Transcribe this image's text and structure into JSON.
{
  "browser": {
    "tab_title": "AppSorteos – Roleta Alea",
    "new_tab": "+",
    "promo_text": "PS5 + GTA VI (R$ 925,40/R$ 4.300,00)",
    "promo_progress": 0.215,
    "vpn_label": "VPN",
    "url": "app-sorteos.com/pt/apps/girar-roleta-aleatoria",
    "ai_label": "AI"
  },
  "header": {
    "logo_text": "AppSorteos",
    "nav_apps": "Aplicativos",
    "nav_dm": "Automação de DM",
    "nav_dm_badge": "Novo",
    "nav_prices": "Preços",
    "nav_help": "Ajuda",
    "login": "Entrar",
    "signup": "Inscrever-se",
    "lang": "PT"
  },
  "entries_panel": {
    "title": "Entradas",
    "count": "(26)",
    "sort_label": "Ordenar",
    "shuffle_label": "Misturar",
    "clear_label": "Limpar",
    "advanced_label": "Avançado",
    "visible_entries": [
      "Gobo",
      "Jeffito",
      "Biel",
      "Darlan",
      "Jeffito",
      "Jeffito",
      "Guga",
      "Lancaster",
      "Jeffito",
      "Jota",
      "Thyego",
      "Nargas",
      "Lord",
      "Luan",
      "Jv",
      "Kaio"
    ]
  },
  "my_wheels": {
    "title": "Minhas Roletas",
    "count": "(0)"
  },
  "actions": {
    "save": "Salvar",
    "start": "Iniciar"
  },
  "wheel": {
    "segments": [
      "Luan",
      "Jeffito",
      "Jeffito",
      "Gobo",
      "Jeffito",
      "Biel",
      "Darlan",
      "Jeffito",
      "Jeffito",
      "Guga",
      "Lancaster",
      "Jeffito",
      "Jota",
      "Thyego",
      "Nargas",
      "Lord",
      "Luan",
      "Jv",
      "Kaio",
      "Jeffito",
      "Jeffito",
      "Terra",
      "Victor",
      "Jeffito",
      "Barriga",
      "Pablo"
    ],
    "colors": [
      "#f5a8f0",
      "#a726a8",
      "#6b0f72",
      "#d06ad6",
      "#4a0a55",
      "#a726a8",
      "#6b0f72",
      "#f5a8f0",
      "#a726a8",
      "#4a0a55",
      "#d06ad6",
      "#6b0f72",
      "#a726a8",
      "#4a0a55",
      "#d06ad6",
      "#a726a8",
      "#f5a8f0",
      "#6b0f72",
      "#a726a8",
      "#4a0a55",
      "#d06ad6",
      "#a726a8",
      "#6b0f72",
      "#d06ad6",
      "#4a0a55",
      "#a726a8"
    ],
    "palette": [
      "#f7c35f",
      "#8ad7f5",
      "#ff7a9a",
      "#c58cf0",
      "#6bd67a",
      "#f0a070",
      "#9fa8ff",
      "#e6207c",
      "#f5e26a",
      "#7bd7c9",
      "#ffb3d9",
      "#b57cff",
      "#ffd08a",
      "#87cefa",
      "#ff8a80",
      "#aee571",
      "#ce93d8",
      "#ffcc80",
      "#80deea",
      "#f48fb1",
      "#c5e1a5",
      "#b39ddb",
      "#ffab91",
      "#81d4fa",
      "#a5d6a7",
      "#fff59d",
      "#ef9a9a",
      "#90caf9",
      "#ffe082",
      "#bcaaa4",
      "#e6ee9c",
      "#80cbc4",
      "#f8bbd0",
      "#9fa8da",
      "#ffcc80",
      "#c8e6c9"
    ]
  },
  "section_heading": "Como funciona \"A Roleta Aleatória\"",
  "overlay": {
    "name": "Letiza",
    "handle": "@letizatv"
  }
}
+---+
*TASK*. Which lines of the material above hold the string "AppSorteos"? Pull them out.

*SOLVED PROBLEM*.
    "tab_title": "AppSorteos – Roleta Alea",
    "logo_text": "AppSorteos",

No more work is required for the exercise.